Once upon a time in America, U.S. presidents delivered the State of the Union not as a seech but as a written report. It wasn't until President Woodrow Wilson that chief executives stood before joint sessions of Congress to voice their hopes for the nation.
Like him or loathe him, tonight's address will be a defining moment in Barack Obama's presidency, and may influence whether Americans choose to give him another four years.
Tonight, Obama is expected to speak to America's dwindling middle class at the mercy, according to the White House, "of Republicans who favor less opportunity and less fairness."
Exploring what he calls "fair play" themes, Obama will call for a reformed tax code that rewards the middle class and asks the wealthiest Americans to pay more, more support for alternative energy policies, and incentives to encourage companies to stop shifting jobs overseas.
Ultimately, tonight's speech will be a free campaign speech before a national television audience.

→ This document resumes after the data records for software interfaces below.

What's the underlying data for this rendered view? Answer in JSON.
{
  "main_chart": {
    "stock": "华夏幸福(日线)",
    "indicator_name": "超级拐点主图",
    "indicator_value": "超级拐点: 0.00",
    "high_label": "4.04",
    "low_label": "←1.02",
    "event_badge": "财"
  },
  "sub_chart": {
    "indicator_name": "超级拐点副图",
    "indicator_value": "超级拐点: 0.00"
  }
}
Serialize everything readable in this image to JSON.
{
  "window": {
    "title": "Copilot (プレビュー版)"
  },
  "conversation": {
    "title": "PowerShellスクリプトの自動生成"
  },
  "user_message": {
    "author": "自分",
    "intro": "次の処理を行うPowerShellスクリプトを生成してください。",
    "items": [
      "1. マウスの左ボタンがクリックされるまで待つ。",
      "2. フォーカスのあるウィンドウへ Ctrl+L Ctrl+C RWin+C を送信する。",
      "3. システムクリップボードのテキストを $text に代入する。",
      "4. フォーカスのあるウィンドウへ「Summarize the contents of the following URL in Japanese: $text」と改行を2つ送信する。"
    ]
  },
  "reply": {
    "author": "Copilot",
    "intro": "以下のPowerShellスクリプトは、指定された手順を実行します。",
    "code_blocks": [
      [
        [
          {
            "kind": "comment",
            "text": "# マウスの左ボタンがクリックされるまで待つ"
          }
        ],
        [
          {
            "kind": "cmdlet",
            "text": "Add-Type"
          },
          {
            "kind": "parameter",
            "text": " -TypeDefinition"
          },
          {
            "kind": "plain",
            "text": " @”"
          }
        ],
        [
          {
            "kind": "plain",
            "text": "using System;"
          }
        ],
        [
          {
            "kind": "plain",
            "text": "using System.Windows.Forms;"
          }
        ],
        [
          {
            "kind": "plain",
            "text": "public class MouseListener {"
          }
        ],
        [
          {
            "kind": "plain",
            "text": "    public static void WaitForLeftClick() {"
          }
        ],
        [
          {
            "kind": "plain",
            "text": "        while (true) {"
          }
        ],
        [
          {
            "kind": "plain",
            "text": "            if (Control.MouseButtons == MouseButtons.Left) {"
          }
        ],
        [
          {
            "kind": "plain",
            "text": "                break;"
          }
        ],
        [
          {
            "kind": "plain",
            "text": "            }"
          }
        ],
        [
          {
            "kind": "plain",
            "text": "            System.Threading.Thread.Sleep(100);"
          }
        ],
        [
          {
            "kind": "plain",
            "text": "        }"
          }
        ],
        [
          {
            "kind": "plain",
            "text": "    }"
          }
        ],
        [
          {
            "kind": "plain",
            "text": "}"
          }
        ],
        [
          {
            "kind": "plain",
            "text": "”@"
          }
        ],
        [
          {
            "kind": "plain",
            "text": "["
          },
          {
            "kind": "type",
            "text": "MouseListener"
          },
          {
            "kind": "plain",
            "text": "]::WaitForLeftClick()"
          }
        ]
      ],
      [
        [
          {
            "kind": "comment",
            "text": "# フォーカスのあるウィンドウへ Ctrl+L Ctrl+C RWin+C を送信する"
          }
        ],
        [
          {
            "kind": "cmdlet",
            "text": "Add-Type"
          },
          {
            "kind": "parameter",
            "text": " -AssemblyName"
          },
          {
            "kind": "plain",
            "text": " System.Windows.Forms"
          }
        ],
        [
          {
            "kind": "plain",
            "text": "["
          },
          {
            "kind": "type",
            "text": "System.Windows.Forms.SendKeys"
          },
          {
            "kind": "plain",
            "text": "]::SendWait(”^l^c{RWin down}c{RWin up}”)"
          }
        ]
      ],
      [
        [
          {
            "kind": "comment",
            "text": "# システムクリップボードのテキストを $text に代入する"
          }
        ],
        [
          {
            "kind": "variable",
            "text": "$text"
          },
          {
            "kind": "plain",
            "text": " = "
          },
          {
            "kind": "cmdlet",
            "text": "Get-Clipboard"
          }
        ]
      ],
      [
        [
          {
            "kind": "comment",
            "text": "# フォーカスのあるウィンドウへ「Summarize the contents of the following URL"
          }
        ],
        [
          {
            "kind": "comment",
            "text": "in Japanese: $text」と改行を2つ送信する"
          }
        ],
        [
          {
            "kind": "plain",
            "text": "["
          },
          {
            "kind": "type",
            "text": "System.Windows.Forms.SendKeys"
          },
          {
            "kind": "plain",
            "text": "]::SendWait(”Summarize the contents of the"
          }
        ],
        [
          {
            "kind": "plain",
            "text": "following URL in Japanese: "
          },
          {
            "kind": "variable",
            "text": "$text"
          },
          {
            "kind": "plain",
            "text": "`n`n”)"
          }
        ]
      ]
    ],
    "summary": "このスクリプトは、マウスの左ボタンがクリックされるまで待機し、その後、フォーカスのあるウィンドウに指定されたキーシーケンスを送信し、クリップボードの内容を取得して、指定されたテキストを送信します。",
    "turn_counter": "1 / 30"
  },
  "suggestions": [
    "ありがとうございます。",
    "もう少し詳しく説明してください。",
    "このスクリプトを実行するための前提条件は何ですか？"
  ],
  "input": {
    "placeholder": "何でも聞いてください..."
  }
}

In advance of the address, Citydesk listened to a number of Boise citizens voice their hopes for a State of the Union that is short on rhetoric and long on specifics.